Non Verbal Communication

This chapter serves as a brief introduction to the main scientific theories and academic researchers involved in the study of non-verbal communication.

There are two main schools of thought that govern all fields of modern science: the naturalistic approach and the constructivist approach, which can both take on several forms.

 

The naturalistic or classical approaches

In this paradigm, emotions as well as how they are expressed are understood as universal objects. They are measurable and can be studied as existing events in their own right. They are thought to be invariable no matter the culture in which they are studied. They are innate and universally identical in their expression and meaning.

 

The main theories and academic researchers within the naturalistic or classical school of non-verbal communication are:

In the 19th century, C. Darwin and A. Charma are the first to declare gestures and facial expressions as subjects of academic importance with their own particular meaning. 
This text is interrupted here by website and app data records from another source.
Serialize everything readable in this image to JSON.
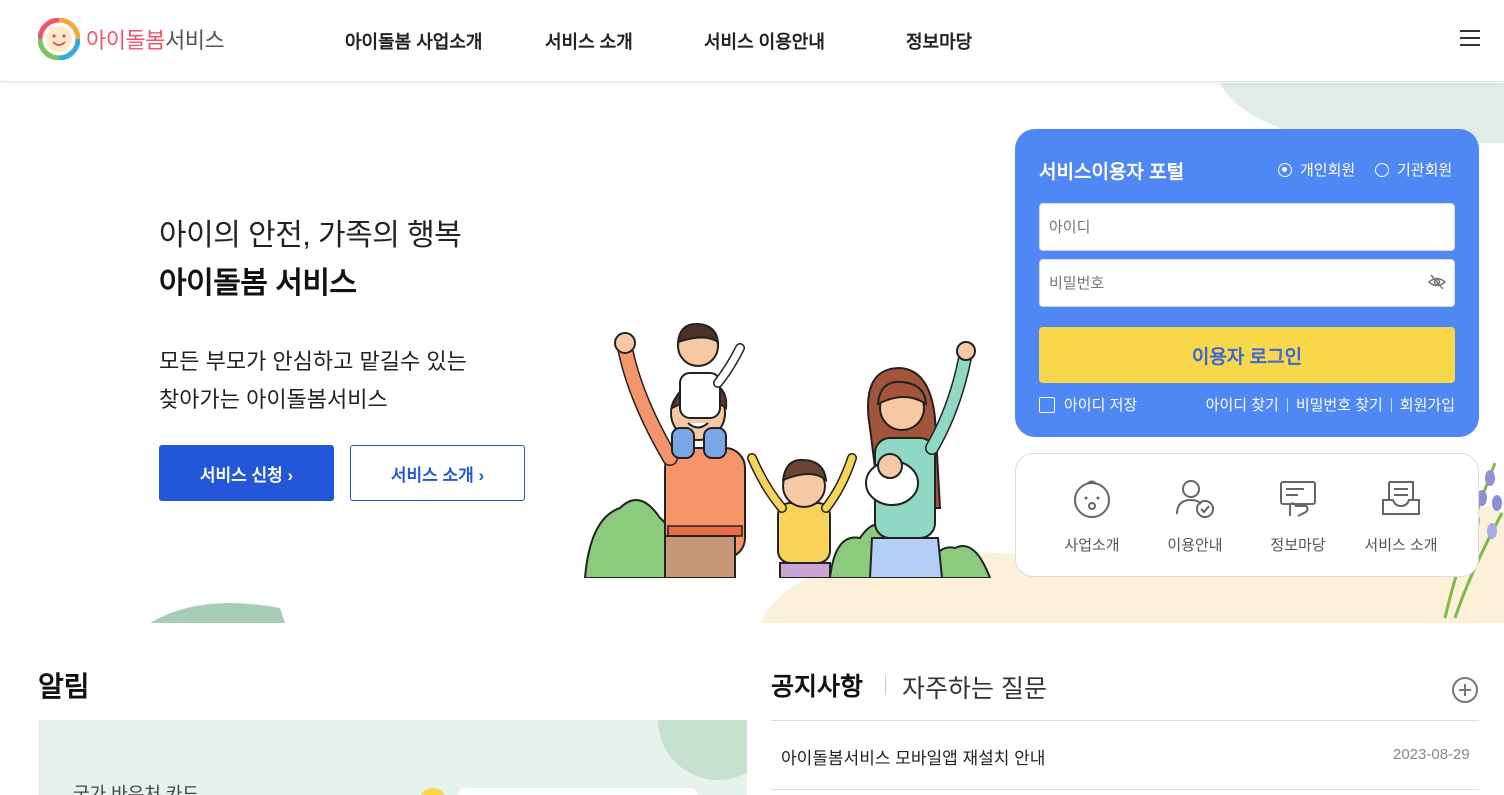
{
  "header": {
    "logo_part1": "아이돌봄",
    "logo_part2": "서비스",
    "nav": [
      "아이돌봄 사업소개",
      "서비스 소개",
      "서비스 이용안내",
      "정보마당"
    ]
  },
  "hero": {
    "subtitle": "아이의 안전, 가족의 행복",
    "title": "아이돌봄 서비스",
    "desc_line1": "모든 부모가 안심하고 맡길수 있는",
    "desc_line2": "찾아가는 아이돌봄서비스",
    "apply_button": "서비스 신청 ›",
    "intro_button": "서비스 소개 ›"
  },
  "login": {
    "title": "서비스이용자 포털",
    "radio_personal": "개인회원",
    "radio_org": "기관회원",
    "id_placeholder": "아이디",
    "pw_placeholder": "비밀번호",
    "login_button": "이용자 로그인",
    "remember_id": "아이디 저장",
    "find_id": "아이디 찾기",
    "find_pw": "비밀번호 찾기",
    "signup": "회원가입"
  },
  "quick_menu": [
    {
      "label": "사업소개",
      "icon": "baby-face-icon"
    },
    {
      "label": "이용안내",
      "icon": "user-check-icon"
    },
    {
      "label": "정보마당",
      "icon": "document-hand-icon"
    },
    {
      "label": "서비스 소개",
      "icon": "inbox-tray-icon"
    }
  ],
  "alarm": {
    "title": "알림",
    "card_text": "국가 바우처 카드"
  },
  "notice": {
    "tab_notice": "공지사항",
    "tab_faq": "자주하는 질문",
    "items": [
      {
        "title": "아이돌봄서비스 모바일앱 재설치 안내",
        "date": "2023-08-29"
      }
    ]
  },
  "colors": {
    "brand_blue": "#2356d8",
    "login_panel": "#4f87f4",
    "login_button": "#f8d84a",
    "logo_pink": "#f0566a"
  }
}
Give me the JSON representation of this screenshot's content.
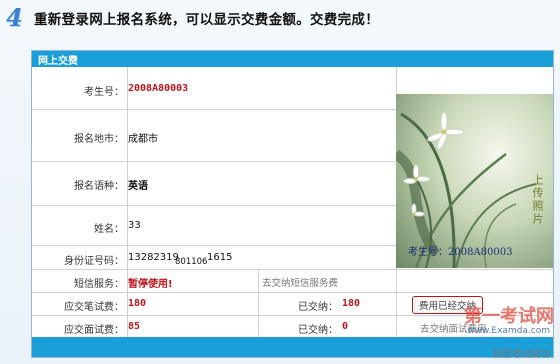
{
  "step": {
    "number": "4",
    "title": "重新登录网上报名系统，可以显示交费金额。交费完成！"
  },
  "panel": {
    "title": "网上交费"
  },
  "form": {
    "exam_no_label": "考生号：",
    "exam_no": "2008A80003",
    "city_label": "报名地市：",
    "city": "成都市",
    "language_label": "报名语种：",
    "language": "英语",
    "name_label": "姓名：",
    "name": "33",
    "id_label": "身份证号码：",
    "id_part1": "13282319",
    "id_part2": "801106",
    "id_part3": "1615",
    "sms_label": "短信服务：",
    "sms_status": "暂停使用!",
    "sms_link": "去交纳短信服务费",
    "written_fee_label": "应交笔试费：",
    "written_fee": "180",
    "written_paid_label": "已交纳：",
    "written_paid": "180",
    "written_btn": "费用已经交纳",
    "oral_fee_label": "应交面试费：",
    "oral_fee": "85",
    "oral_paid_label": "已交纳：",
    "oral_paid": "0",
    "oral_link": "去交纳面试费用"
  },
  "photo": {
    "caption": "考生号：2008A80003",
    "motto": "上传照片"
  },
  "watermark": {
    "brand": "第一考试网",
    "site": "www.Examda.com",
    "slogan": "祝您考试成功"
  },
  "colors": {
    "header_bar": "#1a9fd8",
    "accent_red": "#c0141a",
    "step_blue": "#3a7ed0"
  }
}
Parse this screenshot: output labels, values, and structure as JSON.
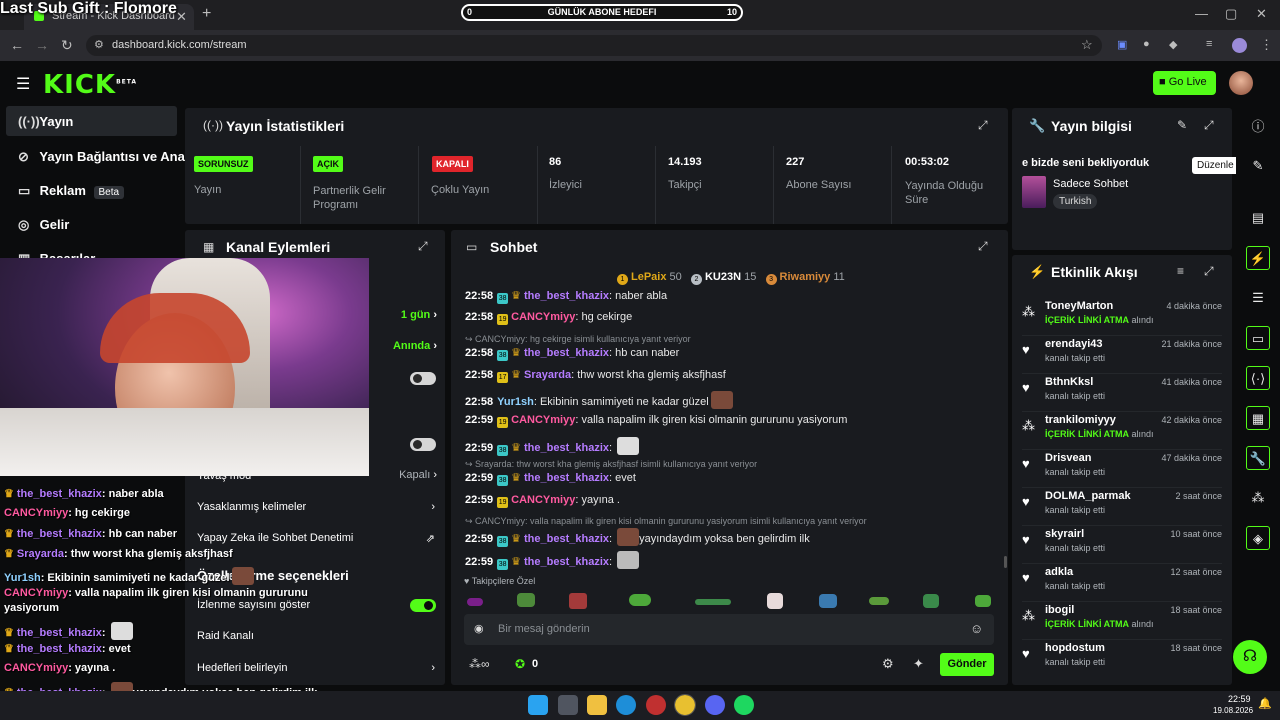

C. Darwin defined and described primary emotions in his theory of evolution. According to him, emotional expression is identifiable and can sometimes be the same for man and animal.

P. Ekman, academic researcher and psychologist, has developed the “FACS” method to identify emotions in adherence with the evolutionary theory. According to him, emotions are universal and determined by biology. FACS is an ethogram focusing on facial expressions. Although it has provoked much debate within the constructivist schools of anthropology and social psychology, his theories are very popular and have been adapted to television shows such as « Lie to me ».

 

The constructivist approaches

Constructivist theory is based on the idea that our perception of the world and reality are the result of interaction between the human mind and its environment. According to this school of thought, reality is perceived and therefore not objective. Cognition, emotion, and non-verbal communication are a product of culture. The constructivist approach is no less measurable than the classical approach. It adds an extra dimension by requiring one to consider the context in order to understand the motivations and intentions that are expressed in verbal and non-verbal attitudes.

 

R. Birdwhistell and Kinesics: from 1950 onwards, he donated his time to demonstrating the importance of itching and body movements as elements of their own particular language. These « Kinemes » are the equivalent of words for spoken languages. It is the first research to interpret movement in general as a true vector of communication: a language.

 

Edward Hall (1914-2009), demonstrates that different types of cultural contexts shape communication. His research focused on the notions of time and space in human communication and created the fundamental notion of proxemy upon which the Biosystemics method in non-verbal behaviour analysis is based.

 

Paul Watzlawick (1921-2007), psychologist and human communication theorist demonstrates the effect of retroaction or feedback within the context of interpersonal interaction. In order to understand oneself, it is imperative to understand others and vice versa. He defined and invented the notion of “Pragmatics of communication”, alongside Bateson.

G. Bateson (1904-1980) and the Palo Alto group: he gathered a group of theorists and multidisciplinary academics in the fifties. Going against the naturalistic approach, this school of thought successfully imposed the notion that communication (verbal and non-verbal) is a system. According to them, gesture is not independent from the context in which it is produced. This is the systemic approach. It later led to the concept of “double bind” in psychiatry which is widely criticised by clinical psychology. The group lost popularity during twenty years before regaining momentum with the neuromimetic concept and new cognitive models produced by an associated school of thought who rehabilitated the Palo Alto ideas regarding embodied cognition

 

Cognitive neuroscience and embodied cognition

The last twenty years have led to many discoveries regarding the mechanisms that determine cognition. Neurosciences and neuromimetics, as well as new technology (EEG, functional MRI, PET scanner, etc.) have disproved beliefs carried within the paradigms of naturalistic classical interpretation. It is now believed that thought, conscious or not, starts in the body. This is called embodied cognition.

 

F. Varela (1946-2001), neurobiologist, and his concept of enactivism provide without any doubt the most pertinent summary of all these theories. According to him, every living being looks for balance within its environment (autopoiesis). Thus, behaviour emerges or results from a recursive process between perception (sensory organs), action (movement) and environment (in a broad sense) in which the being finds itself. The attitude of an individual is guided by the principle of autopoeisis which is understood by the relationship between the subject and the means it disposes of (perception/action) in its environment.

Download
ELN - Brochure.pdf
Adobe Acrobat document 755.5 KB
Download
Opleiding (algemeen).pdf
Adobe Acrobat document 72.7 KB
Download
aanmeldingsformulier.pdf
Adobe Acrobat document 97.9 KB